The fog is starting to lift for website operators who have been navigating under murky rules for months. California’s Office of the Attorney General recently published recommendations for meaningful online privacy policy statements, reflecting legislation passed in 2013 regarding “do not track” (DNT) signals. The overriding message for operators is to use clearand simple policies. However, as our firm recently reported, specifications for a uniform DNT Web browser mechanism have yet to surface.

Below is a summary of California’s online privacy policy guidance.


With respect to DNT signals:

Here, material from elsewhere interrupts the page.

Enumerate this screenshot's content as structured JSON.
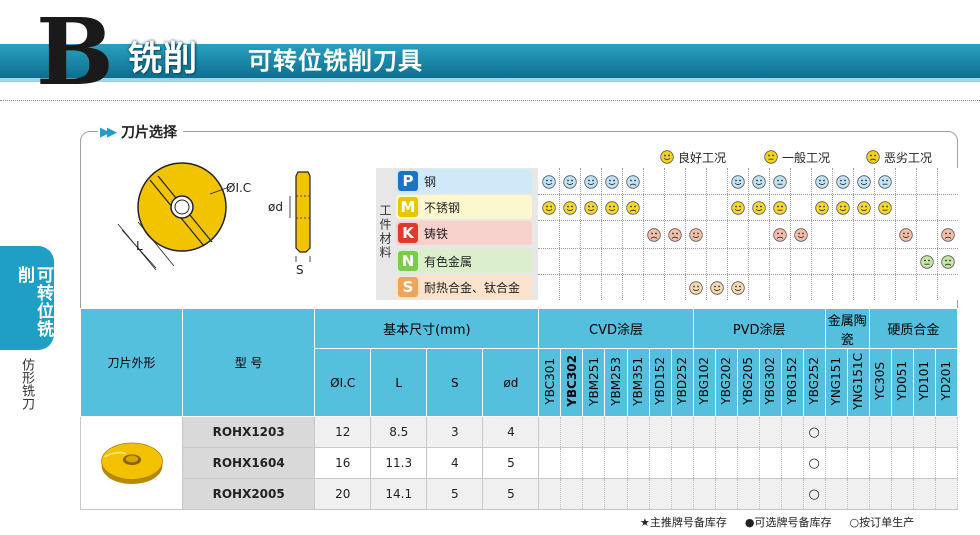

  • Describe how you respond to DNT signals, and make sure this description matches your practices.
  • Explain how you treat visitors differently, if at all, upon receipt of DNT signals.
  • As an alternative, you can provide a link to a consumer choice program with which you comply.

With respect to other matters:

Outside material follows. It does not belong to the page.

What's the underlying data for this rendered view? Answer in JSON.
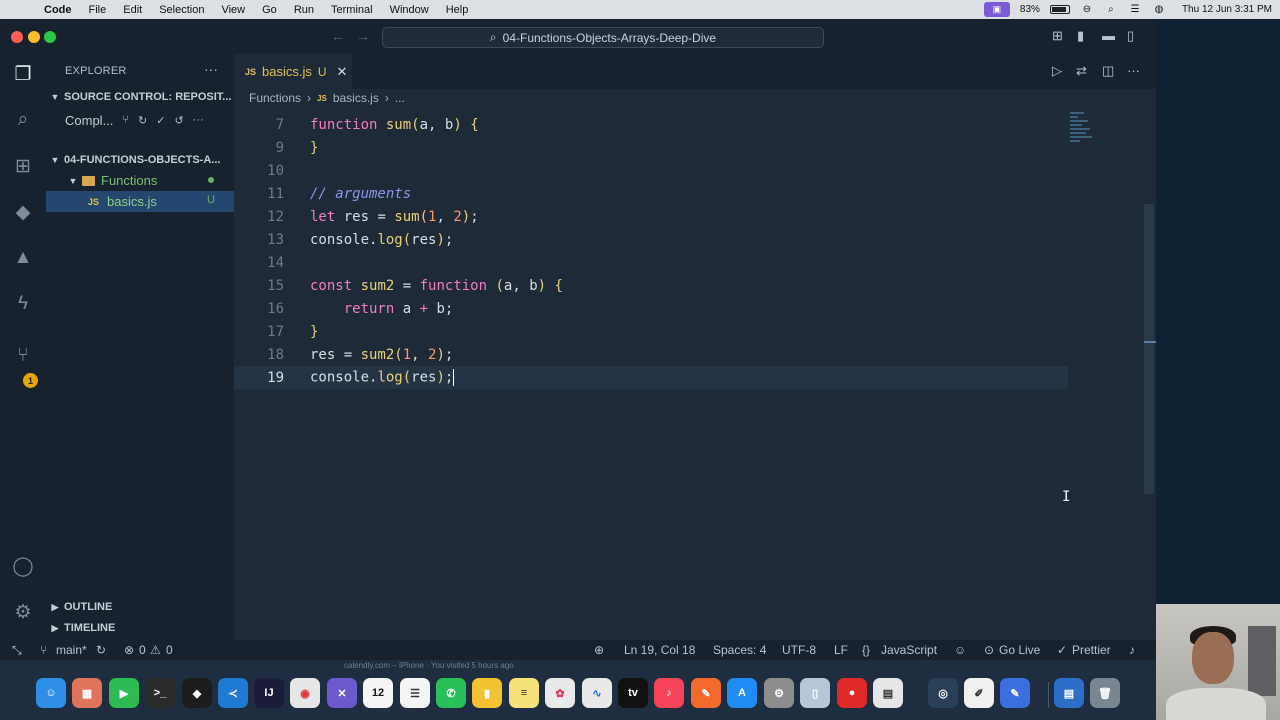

  • Describe the types of personally identifiable information (PII) you collect from visitors and how you obtain it.
  • Explain how you use and share PII.
  • State whether and for how long you retain PII.
  • Explain how third parties may collect PII on your website and whether you impose any restrictions or obligations on such parties.
  • Provide a general description of your security measures.
  • State the effective date of your policy, and explain how you will notify visitors of significant changes to the policy. According to the recommendations, you should do more than merely changing the policy on your website.
  • Describe the choices that visitors have regarding their information.
  • Provide contact information for any questions or concerns.


  • Use a header so visitors can easily find the section discussing your response to DNT signals.
  • Use plain language.
  • Make the policy easy to follow and understand.

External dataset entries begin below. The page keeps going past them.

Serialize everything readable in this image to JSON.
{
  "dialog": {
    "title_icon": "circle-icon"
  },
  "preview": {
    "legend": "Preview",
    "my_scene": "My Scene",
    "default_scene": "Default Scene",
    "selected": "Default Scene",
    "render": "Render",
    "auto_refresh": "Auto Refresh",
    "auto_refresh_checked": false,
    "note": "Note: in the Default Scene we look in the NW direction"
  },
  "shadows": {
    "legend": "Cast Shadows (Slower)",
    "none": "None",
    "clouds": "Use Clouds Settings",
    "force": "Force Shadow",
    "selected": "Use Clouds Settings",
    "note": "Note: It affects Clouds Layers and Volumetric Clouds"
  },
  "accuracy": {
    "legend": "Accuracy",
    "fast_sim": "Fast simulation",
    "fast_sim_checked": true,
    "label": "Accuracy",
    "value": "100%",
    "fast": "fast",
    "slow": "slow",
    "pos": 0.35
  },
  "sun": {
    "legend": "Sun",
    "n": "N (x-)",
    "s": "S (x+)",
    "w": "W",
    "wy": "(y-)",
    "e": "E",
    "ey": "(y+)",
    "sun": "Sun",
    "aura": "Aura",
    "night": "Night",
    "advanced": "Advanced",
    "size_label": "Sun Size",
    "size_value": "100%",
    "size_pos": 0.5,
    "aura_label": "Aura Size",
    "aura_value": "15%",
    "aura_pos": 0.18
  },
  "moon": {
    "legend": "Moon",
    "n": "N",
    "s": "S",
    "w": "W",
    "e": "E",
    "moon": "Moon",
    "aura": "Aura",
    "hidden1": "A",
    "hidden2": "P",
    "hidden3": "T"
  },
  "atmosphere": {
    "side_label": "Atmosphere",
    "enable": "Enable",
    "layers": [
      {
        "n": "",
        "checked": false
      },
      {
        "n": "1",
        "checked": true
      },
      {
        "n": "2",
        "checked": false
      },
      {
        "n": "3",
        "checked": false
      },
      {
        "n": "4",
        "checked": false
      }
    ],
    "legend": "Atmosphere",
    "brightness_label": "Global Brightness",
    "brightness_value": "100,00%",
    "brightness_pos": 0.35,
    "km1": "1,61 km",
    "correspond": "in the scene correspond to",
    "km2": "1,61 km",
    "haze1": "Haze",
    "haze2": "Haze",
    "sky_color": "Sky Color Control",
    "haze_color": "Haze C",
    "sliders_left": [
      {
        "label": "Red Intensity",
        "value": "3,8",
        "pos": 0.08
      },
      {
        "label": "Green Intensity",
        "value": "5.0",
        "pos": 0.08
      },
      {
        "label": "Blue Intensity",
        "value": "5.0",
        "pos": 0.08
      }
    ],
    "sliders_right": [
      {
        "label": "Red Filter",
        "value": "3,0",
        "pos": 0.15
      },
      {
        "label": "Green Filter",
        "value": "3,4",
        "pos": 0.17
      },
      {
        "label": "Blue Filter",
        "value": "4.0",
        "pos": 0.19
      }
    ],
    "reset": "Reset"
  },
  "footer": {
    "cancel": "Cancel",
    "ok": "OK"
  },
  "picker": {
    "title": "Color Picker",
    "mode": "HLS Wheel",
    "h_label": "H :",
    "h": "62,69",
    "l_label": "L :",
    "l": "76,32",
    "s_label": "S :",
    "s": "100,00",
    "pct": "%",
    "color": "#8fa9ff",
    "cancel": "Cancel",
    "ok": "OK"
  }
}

California has provided helpful guidance, but the final destination has not yet come into view. At this nascent leg of the online privacy voyage, companies should consider wording their privacy policies in a manner that complies with the California legislation but that still remains flexible during the process of finalizing DNT specifications and standards.